Godfather Death is a made-for-TV film that was first shown shortly after Christmas in 1980. Although made for television, the film was produced at the DEFA studios and it shows. Production designer Werner Pieske’s sets look good and Lydia Fiege’s costumes are excellent. It also features a remarkable score by Karl-Ernst Sasse, East Germany’s greatest film composer (for more on Karl-Ernst Sasse, see Her Third). Parts of the score consist of a trio of drums, violin and Jew’s harp. Sasse seems to have a special fondness for the Jew’s harp. He also used it in the score for Blood Brothers. As with most of his scores, much of the music takes its cues from the period in which the story occurs—in this case, the middle ages.
The film was directed by Wolfgang Hübner, who got his start as an actor at DEFA in the early fifties, but switched to directing in 1972 with the TV-adaptation of Radij Pogodin’s play Nur ein Spaß (Just a Joke). Most of his work, both before and after the Wende, has been in legitimate theater and television. He has contributed work to several popular television shows, including Alle meine Töchter (All My Daughters), Jenny & Co., and Um Himmels Willen (For Heaven’s Sake).
Death is played by Dieter Franke, an actor best known for comedy. The son of a stage designer, working as a props man and an extra in the theater in Greiz. He started working in films and television after he came to Berlin in 1963. Over the years, he played everything from an SS man in The Adventures of Werner Holt to the Devil in The Devil’s Three Golden Hairs. He was scheduled to play the car accident spirit in Motoring Tales, but died in 1982 at the age of 48.

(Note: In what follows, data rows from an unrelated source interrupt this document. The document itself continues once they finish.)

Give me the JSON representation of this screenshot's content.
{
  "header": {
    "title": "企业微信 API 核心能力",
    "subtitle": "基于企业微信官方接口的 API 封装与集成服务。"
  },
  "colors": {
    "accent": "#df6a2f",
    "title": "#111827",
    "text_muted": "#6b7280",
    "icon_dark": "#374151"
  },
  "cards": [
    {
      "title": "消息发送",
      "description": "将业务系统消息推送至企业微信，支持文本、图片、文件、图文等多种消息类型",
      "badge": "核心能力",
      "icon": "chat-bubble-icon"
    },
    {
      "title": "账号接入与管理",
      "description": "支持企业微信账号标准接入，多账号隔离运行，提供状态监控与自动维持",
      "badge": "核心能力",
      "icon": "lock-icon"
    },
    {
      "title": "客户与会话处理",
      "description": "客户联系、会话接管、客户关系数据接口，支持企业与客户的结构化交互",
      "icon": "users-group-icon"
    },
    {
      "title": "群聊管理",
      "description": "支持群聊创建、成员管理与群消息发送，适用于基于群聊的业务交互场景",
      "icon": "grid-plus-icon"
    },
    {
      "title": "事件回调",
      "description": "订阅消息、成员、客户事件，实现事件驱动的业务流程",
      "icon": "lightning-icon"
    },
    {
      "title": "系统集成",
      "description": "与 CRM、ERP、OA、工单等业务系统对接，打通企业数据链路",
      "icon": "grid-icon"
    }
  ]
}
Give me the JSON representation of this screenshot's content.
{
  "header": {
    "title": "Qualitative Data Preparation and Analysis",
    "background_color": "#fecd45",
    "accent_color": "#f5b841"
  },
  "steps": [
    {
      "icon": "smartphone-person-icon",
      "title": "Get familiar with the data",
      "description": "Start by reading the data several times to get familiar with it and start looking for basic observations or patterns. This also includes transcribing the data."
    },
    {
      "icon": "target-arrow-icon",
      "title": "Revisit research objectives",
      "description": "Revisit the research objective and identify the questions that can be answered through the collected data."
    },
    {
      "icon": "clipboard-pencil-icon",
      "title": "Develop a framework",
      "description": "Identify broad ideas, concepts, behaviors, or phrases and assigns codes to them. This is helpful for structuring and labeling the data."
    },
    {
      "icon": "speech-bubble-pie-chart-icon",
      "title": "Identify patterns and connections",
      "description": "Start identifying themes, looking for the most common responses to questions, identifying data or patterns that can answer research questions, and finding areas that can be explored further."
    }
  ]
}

Jörg is played by Jan Spitzer. Spitzer’s first film, Farewell, should have been a bigger hit, but it barely made it past the censors, and received only limited distribution. In spite of this, Spitzer went on to have a successful career at DEFA. Since the Wende, he has gone on to become one of the leading voice actors in Germany, often dubbing the voices of Chris Cooper and Danny Trejo.
Barbara is played by Janina Hartwig, who is best known these days as Sister Hanna on Um Himmels Willen. Her first film was Disko mit Einlage (Disco Interlude), followed by several more made-for-TV movies (including this one). She first appeared on the big screen in Der Bärenhäuter (The Bear Skin), another Grimms’ fairytale. Still young at the time of the Wende, and already mostly working in television, reunification had less impact on her career than it did for some of the others at DEFA. She continued working television and has appeared in dozens of TV shows.
Inevitably, with the perspective of history, we can see parallels to the tale here and the fate of the GDR. With its efforts to keep the republic in the hands of the SED, the government had essentially snuffed the life out of its socialist ideals, creating a country that continued to exist after the joy of existence was gone. As it was originally shown on television, there are no box office figures for the film, but it was well received by the critics. As an example of an East German fairytale film, though, it is a bit of an anomaly. It lacks to eye-bleeding colors and over-the-top set designs of the earlier fairytale films. For that reason, it might be overlooked, but it is still worth checking out.